I also want to help deliver excellent governance and financial oversight and a clear direction for the future of our community.

What do you see as the main challenges and opportunities of being a woman
serving in local government?

I don’t see any specific challenges that arise from being a woman in local government.

Challenges that do arise are not, in my opinion, gender specific, but rather issues of character. We are all familiar with office bullies and discriminatory behaviour. It has always been apparent that thinking in this way limits effectiveness and inhibits change.

The main opportunity presented by more women in local government is their contribution to richer council decision making. Gender can influence approaches to problem solving and the resulting outcomes. Gender balance in council, in a supportive environment, is more likely to lead to better results for the community at large.

How do you encourage more women to participate in local government?

Remove the mystique, stop fostering the gender divide and dispense with political intrigue. Familiarise them with the role and structure of the organisation before they nominate. Convey our expectations of councillors. Have frank conversations about the role and representation, basic legislative constraints in behaviour and operations, while providing a realistic – but digestible - view of the organisation.

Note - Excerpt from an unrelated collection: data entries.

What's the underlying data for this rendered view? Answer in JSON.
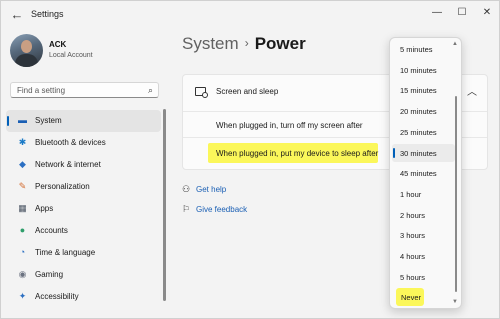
{
  "window": {
    "title": "Settings",
    "back_icon": "arrow-left-icon",
    "controls": {
      "minimize": "—",
      "maximize": "☐",
      "close": "✕"
    }
  },
  "user": {
    "name": "ACK",
    "account_type": "Local Account"
  },
  "search": {
    "placeholder": "Find a setting",
    "icon": "⌕"
  },
  "sidebar": {
    "items": [
      {
        "label": "System",
        "icon": "▬",
        "icon_color": "#1a5fb4",
        "active": true
      },
      {
        "label": "Bluetooth & devices",
        "icon": "✱",
        "icon_color": "#1a7ac7",
        "active": false
      },
      {
        "label": "Network & internet",
        "icon": "◆",
        "icon_color": "#2b6fc2",
        "active": false
      },
      {
        "label": "Personalization",
        "icon": "✎",
        "icon_color": "#d36b2f",
        "active": false
      },
      {
        "label": "Apps",
        "icon": "▦",
        "icon_color": "#4b5563",
        "active": false
      },
      {
        "label": "Accounts",
        "icon": "●",
        "icon_color": "#2f9e6b",
        "active": false
      },
      {
        "label": "Time & language",
        "icon": "◔",
        "icon_color": "#2b6fc2",
        "active": false
      },
      {
        "label": "Gaming",
        "icon": "◉",
        "icon_color": "#6b7280",
        "active": false
      },
      {
        "label": "Accessibility",
        "icon": "✦",
        "icon_color": "#2b6fc2",
        "active": false
      }
    ]
  },
  "breadcrumb": {
    "parent": "System",
    "separator": "›",
    "current": "Power"
  },
  "screen_sleep": {
    "title": "Screen and sleep",
    "chevron": "︿",
    "row1": "When plugged in, turn off my screen after",
    "row2": "When plugged in, put my device to sleep after"
  },
  "links": {
    "help": "Get help",
    "feedback": "Give feedback"
  },
  "dropdown": {
    "options": [
      "5 minutes",
      "10 minutes",
      "15 minutes",
      "20 minutes",
      "25 minutes",
      "30 minutes",
      "45 minutes",
      "1 hour",
      "2 hours",
      "3 hours",
      "4 hours",
      "5 hours",
      "Never"
    ],
    "selected": "30 minutes",
    "highlighted": "Never"
  },
  "colors": {
    "accent": "#005fb8",
    "highlight": "#fbf75a"
  }
}
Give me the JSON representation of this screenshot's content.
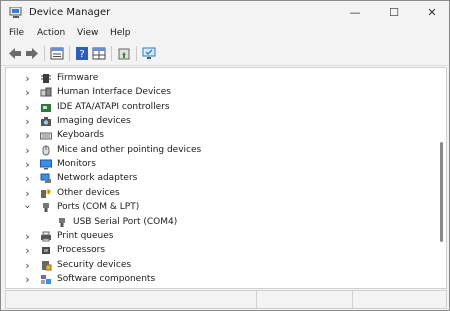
{
  "window": {
    "title": "Device Manager",
    "controls": {
      "minimize": "—",
      "maximize": "☐",
      "close": "✕"
    }
  },
  "menu": [
    {
      "label": "File",
      "name": "menu-file"
    },
    {
      "label": "Action",
      "name": "menu-action"
    },
    {
      "label": "View",
      "name": "menu-view"
    },
    {
      "label": "Help",
      "name": "menu-help"
    }
  ],
  "toolbar": [
    {
      "icon": "back-arrow-icon",
      "color": "#6b6b6b"
    },
    {
      "icon": "forward-arrow-icon",
      "color": "#6b6b6b"
    },
    {
      "icon": "properties-sheet-icon",
      "color": "#4a4a4a"
    },
    {
      "icon": "help-icon",
      "color": "#2d5fb8"
    },
    {
      "icon": "grid-view-icon",
      "color": "#4a4a4a"
    },
    {
      "icon": "update-driver-icon",
      "color": "#3b8a3b"
    },
    {
      "icon": "scan-hardware-icon",
      "color": "#1f7fc9"
    }
  ],
  "tree": [
    {
      "label": "Firmware",
      "icon": "firmware-chip-icon",
      "expanded": false,
      "level": 0
    },
    {
      "label": "Human Interface Devices",
      "icon": "hid-icon",
      "expanded": false,
      "level": 0
    },
    {
      "label": "IDE ATA/ATAPI controllers",
      "icon": "ide-controller-icon",
      "expanded": false,
      "level": 0
    },
    {
      "label": "Imaging devices",
      "icon": "camera-icon",
      "expanded": false,
      "level": 0
    },
    {
      "label": "Keyboards",
      "icon": "keyboard-icon",
      "expanded": false,
      "level": 0
    },
    {
      "label": "Mice and other pointing devices",
      "icon": "mouse-icon",
      "expanded": false,
      "level": 0
    },
    {
      "label": "Monitors",
      "icon": "monitor-icon",
      "expanded": false,
      "level": 0
    },
    {
      "label": "Network adapters",
      "icon": "network-adapter-icon",
      "expanded": false,
      "level": 0
    },
    {
      "label": "Other devices",
      "icon": "other-devices-icon",
      "expanded": false,
      "level": 0
    },
    {
      "label": "Ports (COM & LPT)",
      "icon": "port-icon",
      "expanded": true,
      "level": 0
    },
    {
      "label": "USB Serial Port (COM4)",
      "icon": "port-icon",
      "expanded": null,
      "level": 1
    },
    {
      "label": "Print queues",
      "icon": "printer-icon",
      "expanded": false,
      "level": 0
    },
    {
      "label": "Processors",
      "icon": "processor-icon",
      "expanded": false,
      "level": 0
    },
    {
      "label": "Security devices",
      "icon": "security-icon",
      "expanded": false,
      "level": 0
    },
    {
      "label": "Software components",
      "icon": "software-component-icon",
      "expanded": false,
      "level": 0
    }
  ]
}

Mentor. I cannot overstate the importance of mentoring prospective councillors. Prospective candidates should be familiar with local government structure and key aspects of the Local Government Act, Code of Conduct and Standing Orders before they nominate. It is also important that they are familiar with chambers and have been introduced to sitting councillors.

Provide ongoing support to elected councillors - coffee meetings, training sessions and the like.

Is there anything else that you would like to add?

It can get tiring and frustrating at times, but ultimately being on council is rewarding. I would encourage anyone with a passion for community, who is prepared to work for the betterment of the whole, to please nominate!

Page reviewed 06 May 2022